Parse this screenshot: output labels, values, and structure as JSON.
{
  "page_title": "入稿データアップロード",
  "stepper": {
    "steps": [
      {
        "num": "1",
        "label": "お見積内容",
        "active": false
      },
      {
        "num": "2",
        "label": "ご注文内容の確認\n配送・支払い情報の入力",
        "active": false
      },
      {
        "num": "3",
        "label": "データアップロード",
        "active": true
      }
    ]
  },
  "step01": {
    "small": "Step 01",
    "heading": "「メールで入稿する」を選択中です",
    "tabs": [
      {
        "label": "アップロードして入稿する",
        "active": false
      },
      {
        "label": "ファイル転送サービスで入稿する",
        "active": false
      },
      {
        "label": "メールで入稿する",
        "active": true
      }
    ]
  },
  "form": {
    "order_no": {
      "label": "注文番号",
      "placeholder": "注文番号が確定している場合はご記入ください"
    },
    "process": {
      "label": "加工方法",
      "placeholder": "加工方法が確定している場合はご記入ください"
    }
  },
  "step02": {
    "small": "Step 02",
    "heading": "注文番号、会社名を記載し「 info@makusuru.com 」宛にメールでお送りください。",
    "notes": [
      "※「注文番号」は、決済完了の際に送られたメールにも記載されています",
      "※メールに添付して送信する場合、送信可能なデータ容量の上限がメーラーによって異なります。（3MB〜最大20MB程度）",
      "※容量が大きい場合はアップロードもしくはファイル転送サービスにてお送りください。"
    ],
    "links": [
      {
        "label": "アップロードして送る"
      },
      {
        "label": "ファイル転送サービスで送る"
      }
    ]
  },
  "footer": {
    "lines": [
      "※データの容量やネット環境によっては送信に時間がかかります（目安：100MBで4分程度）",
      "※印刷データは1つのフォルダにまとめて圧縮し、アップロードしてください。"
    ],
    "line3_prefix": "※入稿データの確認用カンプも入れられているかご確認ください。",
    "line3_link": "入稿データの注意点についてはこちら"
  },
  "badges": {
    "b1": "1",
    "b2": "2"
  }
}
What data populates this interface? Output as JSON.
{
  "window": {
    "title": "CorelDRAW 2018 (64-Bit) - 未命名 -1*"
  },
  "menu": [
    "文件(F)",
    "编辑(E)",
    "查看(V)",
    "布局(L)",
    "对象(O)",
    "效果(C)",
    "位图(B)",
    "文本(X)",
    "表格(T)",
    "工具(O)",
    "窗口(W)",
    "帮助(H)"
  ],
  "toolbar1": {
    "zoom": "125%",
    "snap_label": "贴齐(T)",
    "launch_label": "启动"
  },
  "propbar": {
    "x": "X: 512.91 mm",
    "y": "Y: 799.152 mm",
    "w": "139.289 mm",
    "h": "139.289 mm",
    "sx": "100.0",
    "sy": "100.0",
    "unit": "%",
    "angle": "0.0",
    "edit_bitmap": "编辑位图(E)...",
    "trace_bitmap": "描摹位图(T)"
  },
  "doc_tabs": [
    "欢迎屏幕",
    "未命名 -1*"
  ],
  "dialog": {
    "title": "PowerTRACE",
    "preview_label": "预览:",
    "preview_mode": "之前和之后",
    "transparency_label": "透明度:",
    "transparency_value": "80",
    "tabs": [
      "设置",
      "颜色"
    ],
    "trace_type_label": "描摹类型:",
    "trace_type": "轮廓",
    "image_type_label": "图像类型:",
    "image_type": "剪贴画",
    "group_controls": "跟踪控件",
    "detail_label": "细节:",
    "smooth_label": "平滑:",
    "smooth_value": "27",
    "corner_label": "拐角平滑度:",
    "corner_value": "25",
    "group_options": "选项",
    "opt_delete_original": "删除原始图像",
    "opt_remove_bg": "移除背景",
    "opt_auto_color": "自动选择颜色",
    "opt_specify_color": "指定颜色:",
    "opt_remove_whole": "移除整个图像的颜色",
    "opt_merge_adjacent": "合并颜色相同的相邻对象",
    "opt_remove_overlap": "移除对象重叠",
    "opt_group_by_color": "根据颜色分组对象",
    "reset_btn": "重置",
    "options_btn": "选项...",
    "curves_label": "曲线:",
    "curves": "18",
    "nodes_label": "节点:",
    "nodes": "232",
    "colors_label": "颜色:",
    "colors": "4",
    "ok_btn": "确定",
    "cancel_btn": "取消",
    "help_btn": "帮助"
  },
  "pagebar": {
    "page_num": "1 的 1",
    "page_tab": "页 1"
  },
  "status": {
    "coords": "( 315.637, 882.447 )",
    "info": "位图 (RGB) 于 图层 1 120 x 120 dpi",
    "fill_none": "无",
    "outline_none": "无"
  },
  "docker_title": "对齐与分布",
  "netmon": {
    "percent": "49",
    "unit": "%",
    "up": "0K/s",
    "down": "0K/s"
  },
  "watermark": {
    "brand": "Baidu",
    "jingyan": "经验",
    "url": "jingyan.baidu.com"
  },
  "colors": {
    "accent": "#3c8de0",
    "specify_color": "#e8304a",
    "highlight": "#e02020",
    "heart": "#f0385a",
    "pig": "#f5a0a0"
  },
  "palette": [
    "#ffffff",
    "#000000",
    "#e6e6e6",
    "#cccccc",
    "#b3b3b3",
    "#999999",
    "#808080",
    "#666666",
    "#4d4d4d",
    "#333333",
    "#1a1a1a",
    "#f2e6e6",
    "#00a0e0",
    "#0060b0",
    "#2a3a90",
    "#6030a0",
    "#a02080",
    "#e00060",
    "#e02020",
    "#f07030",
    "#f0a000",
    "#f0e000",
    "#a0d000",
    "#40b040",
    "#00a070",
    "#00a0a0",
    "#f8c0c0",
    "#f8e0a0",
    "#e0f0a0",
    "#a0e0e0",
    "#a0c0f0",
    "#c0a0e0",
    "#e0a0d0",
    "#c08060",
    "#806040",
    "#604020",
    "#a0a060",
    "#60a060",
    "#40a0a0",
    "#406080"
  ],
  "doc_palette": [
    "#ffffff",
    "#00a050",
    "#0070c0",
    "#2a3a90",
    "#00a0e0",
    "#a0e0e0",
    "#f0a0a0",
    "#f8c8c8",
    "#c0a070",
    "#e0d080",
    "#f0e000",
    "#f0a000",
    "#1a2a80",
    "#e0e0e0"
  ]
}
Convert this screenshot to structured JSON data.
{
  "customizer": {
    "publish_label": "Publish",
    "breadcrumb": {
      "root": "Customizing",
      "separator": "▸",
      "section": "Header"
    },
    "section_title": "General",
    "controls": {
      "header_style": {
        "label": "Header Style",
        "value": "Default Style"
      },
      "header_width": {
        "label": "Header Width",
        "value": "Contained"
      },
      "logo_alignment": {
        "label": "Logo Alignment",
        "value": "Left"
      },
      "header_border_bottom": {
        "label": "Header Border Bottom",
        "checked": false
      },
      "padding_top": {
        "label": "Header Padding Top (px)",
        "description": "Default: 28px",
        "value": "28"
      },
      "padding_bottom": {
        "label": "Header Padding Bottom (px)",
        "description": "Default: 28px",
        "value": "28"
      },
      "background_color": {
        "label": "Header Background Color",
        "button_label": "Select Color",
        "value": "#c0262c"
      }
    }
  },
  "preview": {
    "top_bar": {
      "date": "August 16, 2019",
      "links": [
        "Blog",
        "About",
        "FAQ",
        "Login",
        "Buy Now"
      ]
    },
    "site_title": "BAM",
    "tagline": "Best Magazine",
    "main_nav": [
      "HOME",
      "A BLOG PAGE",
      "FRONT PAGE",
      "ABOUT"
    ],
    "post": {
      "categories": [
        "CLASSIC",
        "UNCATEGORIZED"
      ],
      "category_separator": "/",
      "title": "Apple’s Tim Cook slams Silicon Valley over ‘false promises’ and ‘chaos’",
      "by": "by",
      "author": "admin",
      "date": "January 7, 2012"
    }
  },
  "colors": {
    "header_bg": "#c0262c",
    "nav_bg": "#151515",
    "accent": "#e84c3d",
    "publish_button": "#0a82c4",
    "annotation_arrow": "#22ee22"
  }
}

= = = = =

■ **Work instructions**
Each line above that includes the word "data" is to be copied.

■ **Solution**
What data populates this interface? Output as JSON.
Convert this screenshot to structured JSON data.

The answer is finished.